* [Your objective]
Extract all of the entries and give them again, word for word.
═════ Source material ═════
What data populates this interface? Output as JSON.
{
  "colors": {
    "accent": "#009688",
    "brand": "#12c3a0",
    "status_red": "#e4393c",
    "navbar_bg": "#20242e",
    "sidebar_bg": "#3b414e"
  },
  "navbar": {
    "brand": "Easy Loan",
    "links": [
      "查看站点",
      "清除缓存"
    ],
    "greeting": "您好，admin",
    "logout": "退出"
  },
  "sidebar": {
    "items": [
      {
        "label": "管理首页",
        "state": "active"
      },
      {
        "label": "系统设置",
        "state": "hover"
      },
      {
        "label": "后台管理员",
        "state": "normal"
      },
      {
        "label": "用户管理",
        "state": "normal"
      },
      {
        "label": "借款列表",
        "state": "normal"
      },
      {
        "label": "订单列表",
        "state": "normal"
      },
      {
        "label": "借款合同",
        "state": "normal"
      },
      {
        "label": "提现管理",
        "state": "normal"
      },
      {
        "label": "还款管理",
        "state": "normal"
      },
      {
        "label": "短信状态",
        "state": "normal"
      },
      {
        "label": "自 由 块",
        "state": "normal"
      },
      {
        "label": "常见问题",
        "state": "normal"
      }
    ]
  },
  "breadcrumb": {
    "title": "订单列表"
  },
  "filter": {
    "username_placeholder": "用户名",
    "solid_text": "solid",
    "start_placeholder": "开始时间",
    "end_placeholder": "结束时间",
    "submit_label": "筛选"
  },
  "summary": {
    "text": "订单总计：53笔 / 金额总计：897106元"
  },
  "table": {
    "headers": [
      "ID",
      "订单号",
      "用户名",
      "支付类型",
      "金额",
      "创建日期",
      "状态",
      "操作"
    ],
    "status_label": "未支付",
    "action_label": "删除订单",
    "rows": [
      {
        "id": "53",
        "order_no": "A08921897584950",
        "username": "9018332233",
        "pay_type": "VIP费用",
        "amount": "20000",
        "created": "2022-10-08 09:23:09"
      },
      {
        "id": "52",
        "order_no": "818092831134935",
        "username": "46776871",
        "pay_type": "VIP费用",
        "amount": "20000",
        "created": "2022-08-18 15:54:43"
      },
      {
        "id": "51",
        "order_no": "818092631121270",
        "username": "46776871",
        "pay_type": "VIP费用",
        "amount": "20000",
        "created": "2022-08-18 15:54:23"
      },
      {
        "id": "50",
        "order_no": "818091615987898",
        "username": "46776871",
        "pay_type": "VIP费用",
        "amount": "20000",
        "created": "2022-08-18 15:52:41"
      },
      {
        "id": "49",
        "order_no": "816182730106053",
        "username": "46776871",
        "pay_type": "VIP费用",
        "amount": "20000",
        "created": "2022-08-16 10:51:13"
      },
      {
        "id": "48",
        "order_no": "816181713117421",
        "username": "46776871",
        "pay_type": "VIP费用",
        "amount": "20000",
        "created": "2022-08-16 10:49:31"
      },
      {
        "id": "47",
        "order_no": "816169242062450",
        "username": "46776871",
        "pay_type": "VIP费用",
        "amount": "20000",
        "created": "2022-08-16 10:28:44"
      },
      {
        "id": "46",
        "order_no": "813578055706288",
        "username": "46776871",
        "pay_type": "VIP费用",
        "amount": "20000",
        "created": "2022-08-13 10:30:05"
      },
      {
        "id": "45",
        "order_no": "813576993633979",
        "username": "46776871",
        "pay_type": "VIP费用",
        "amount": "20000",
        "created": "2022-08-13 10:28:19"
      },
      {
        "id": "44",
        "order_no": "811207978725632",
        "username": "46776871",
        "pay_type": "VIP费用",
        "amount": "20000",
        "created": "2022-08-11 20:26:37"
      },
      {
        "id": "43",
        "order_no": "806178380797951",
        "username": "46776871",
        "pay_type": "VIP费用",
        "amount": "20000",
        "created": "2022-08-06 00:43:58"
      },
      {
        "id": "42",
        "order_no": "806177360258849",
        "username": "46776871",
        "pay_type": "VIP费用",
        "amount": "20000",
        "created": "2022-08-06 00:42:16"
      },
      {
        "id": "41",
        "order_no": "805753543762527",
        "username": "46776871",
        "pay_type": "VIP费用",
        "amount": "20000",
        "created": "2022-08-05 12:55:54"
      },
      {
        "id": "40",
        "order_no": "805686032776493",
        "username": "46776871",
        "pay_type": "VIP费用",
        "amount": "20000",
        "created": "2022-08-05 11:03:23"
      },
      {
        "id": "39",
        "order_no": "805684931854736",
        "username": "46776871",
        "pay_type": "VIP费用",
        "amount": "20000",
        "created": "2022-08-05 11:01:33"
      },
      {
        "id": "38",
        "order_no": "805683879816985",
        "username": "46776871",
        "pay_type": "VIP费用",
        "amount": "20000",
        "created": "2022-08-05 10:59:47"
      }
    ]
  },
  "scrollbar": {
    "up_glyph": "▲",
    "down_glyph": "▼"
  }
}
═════
* [Solution for this task]
What data populates this interface? Output as JSON.
{
  "colors": {
    "accent": "#009688",
    "brand": "#12c3a0",
    "status_red": "#e4393c",
    "navbar_bg": "#20242e",
    "sidebar_bg": "#3b414e"
  },
  "navbar": {
    "brand": "Easy Loan",
    "links": [
      "查看站点",
      "清除缓存"
    ],
    "greeting": "您好，admin",
    "logout": "退出"
  },
  "sidebar": {
    "items": [
      {
        "label": "管理首页",
        "state": "active"
      },
      {
        "label": "系统设置",
        "state": "hover"
      },
      {
        "label": "后台管理员",
        "state": "normal"
      },
      {
        "label": "用户管理",
        "state": "normal"
      },
      {
        "label": "借款列表",
        "state": "normal"
      },
      {
        "label": "订单列表",
        "state": "normal"
      },
      {
        "label": "借款合同",
        "state": "normal"
      },
      {
        "label": "提现管理",
        "state": "normal"
      },
      {
        "label": "还款管理",
        "state": "normal"
      },
      {
        "label": "短信状态",
        "state": "normal"
      },
      {
        "label": "自 由 块",
        "state": "normal"
      },
      {
        "label": "常见问题",
        "state": "normal"
      }
    ]
  },
  "breadcrumb": {
    "title": "订单列表"
  },
  "filter": {
    "username_placeholder": "用户名",
    "solid_text": "solid",
    "start_placeholder": "开始时间",
    "end_placeholder": "结束时间",
    "submit_label": "筛选"
  },
  "summary": {
    "text": "订单总计：53笔 / 金额总计：897106元"
  },
  "table": {
    "headers": [
      "ID",
      "订单号",
      "用户名",
      "支付类型",
      "金额",
      "创建日期",
      "状态",
      "操作"
    ],
    "status_label": "未支付",
    "action_label": "删除订单",
    "rows": [
      {
        "id": "53",
        "order_no": "A08921897584950",
        "username": "9018332233",
        "pay_type": "VIP费用",
        "amount": "20000",
        "created": "2022-10-08 09:23:09"
      },
      {
        "id": "52",
        "order_no": "818092831134935",
        "username": "46776871",
        "pay_type": "VIP费用",
        "amount": "20000",
        "created": "2022-08-18 15:54:43"
      },
      {
        "id": "51",
        "order_no": "818092631121270",
        "username": "46776871",
        "pay_type": "VIP费用",
        "amount": "20000",
        "created": "2022-08-18 15:54:23"
      },
      {
        "id": "50",
        "order_no": "818091615987898",
        "username": "46776871",
        "pay_type": "VIP费用",
        "amount": "20000",
        "created": "2022-08-18 15:52:41"
      },
      {
        "id": "49",
        "order_no": "816182730106053",
        "username": "46776871",
        "pay_type": "VIP费用",
        "amount": "20000",
        "created": "2022-08-16 10:51:13"
      },
      {
        "id": "48",
        "order_no": "816181713117421",
        "username": "46776871",
        "pay_type": "VIP费用",
        "amount": "20000",
        "created": "2022-08-16 10:49:31"
      },
      {
        "id": "47",
        "order_no": "816169242062450",
        "username": "46776871",
        "pay_type": "VIP费用",
        "amount": "20000",
        "created": "2022-08-16 10:28:44"
      },
      {
        "id": "46",
        "order_no": "813578055706288",
        "username": "46776871",
        "pay_type": "VIP费用",
        "amount": "20000",
        "created": "2022-08-13 10:30:05"
      },
      {
        "id": "45",
        "order_no": "813576993633979",
        "username": "46776871",
        "pay_type": "VIP费用",
        "amount": "20000",
        "created": "2022-08-13 10:28:19"
      },
      {
        "id": "44",
        "order_no": "811207978725632",
        "username": "46776871",
        "pay_type": "VIP费用",
        "amount": "20000",
        "created": "2022-08-11 20:26:37"
      },
      {
        "id": "43",
        "order_no": "806178380797951",
        "username": "46776871",
        "pay_type": "VIP费用",
        "amount": "20000",
        "created": "2022-08-06 00:43:58"
      },
      {
        "id": "42",
        "order_no": "806177360258849",
        "username": "46776871",
        "pay_type": "VIP费用",
        "amount": "20000",
        "created": "2022-08-06 00:42:16"
      },
      {
        "id": "41",
        "order_no": "805753543762527",
        "username": "46776871",
        "pay_type": "VIP费用",
        "amount": "20000",
        "created": "2022-08-05 12:55:54"
      },
      {
        "id": "40",
        "order_no": "805686032776493",
        "username": "46776871",
        "pay_type": "VIP费用",
        "amount": "20000",
        "created": "2022-08-05 11:03:23"
      },
      {
        "id": "39",
        "order_no": "805684931854736",
        "username": "46776871",
        "pay_type": "VIP费用",
        "amount": "20000",
        "created": "2022-08-05 11:01:33"
      },
      {
        "id": "38",
        "order_no": "805683879816985",
        "username": "46776871",
        "pay_type": "VIP费用",
        "amount": "20000",
        "created": "2022-08-05 10:59:47"
      }
    ]
  },
  "scrollbar": {
    "up_glyph": "▲",
    "down_glyph": "▼"
  }
}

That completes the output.